1. a projecting part, usually rounded, forming the handle of a door, drawer, or the like.
  2. a rounded lump or protuberance on the surface or at the end of something, as a knot on a tree trunk.
  3. Architecture. an ornamental boss, as of carved work.
  4. a rounded hill, mountain, or elevation on a ridge.
verb (used with object), knobbed, knob·bing.
  1. to produce a knob on.
  2. to furnish with a knob.
  3. (in stone cutting) to knock off (excess stone) preparatory to dressing; knobble; skiffle.

Origin of knob

1350–1400; Middle English knobbe < Middle Low German
Related formsknob·like, adjective
Can be confusedknob nob Unabridged Based on the Random House Unabridged Dictionary, © Random House, Inc. 2018

Examples from the Web for knobs

Contemporary Examples of knobs

Historical Examples of knobs

  • In short, it reminds one of Bardolph's face—'all bubukles and whelks and knobs.'

  • He took a piece of charcoal, as he spoke, and brought it into contact with two of the knobs.

    Post Haste

    R.M. Ballantyne

  • Fig. 225 shows the edge of the door with the three knobs in place.

  • Buckstone gives notice of the thieving Knobs University job.

    The Gilded Age, Complete

    Mark Twain and Charles Dudley Warner

  • She opened all the drawers, pressed all the knobs in the carved brasswork.

British Dictionary definitions for knobs

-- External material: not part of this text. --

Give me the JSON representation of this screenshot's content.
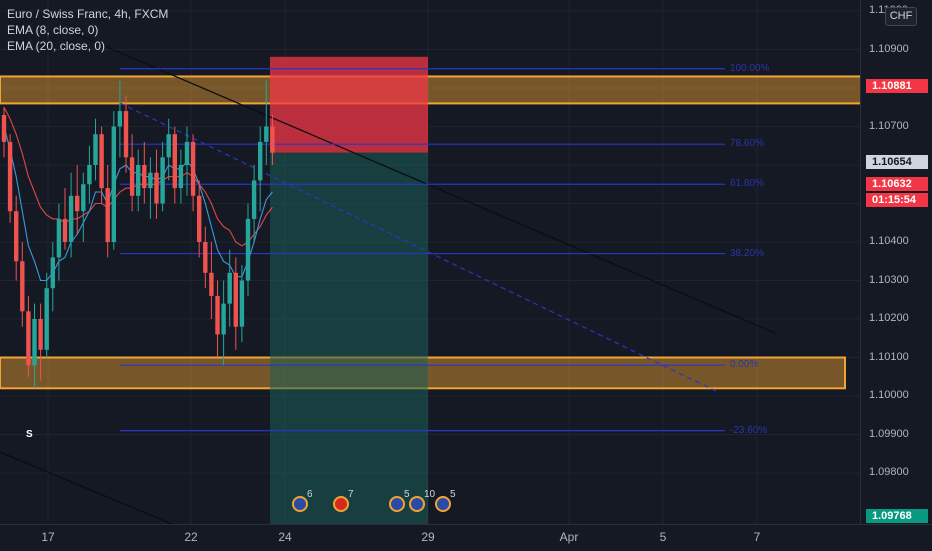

  1. a rounded projection from a surface, such as a lump on a tree trunk
  2. a handle of a door, drawer, etc, esp one that is rounded
  3. a round hill or knoll or morainic ridge
  4. British taboo a slang word for penis
  5. and the same to you with knobs on or and the same to you with brass knobs on British informal the same to you but even more so
verb knobs, knobbing or knobbed
  1. (tr) to supply or ornament with knobs
  2. (intr) to form into a knob; bulge
  3. British taboo to have sexual intercourse with (someone)
Derived Formsknobby, adjectiveknoblike, adjective

Word Origin for knob

C14: from Middle Low German knobbe knot in wood; see knop
Collins English Dictionary - Complete & Unabridged 2012 Digital Edition © William Collins Sons & Co. Ltd. 1979, 1986 © HarperCollins Publishers 1998, 2000, 2003, 2005, 2006, 2007, 2009, 2012

Word Origin and History for knobs



late 14c., knobe, probably from a Scandinavian or German source (cf. Middle Low German knobbe "knob," Middle Dutch cnoppe, Dutch knop, Old Frisian knopp, knapp, Old High German knopf, German Knopf "button," Old Norse knyfill "short horn"). Meaning "knoll, isolated round hill" is first recorded 1640s, especially in U.S.

Online Etymology Dictionary, © 2010 Douglas Harper

knobs in Science


  1. A prominent, rounded hill or mountain.
The American Heritage® Science Dictionary Copyright © 2011. Published by Houghton Mifflin Harcourt Publishing Company. All rights reserved.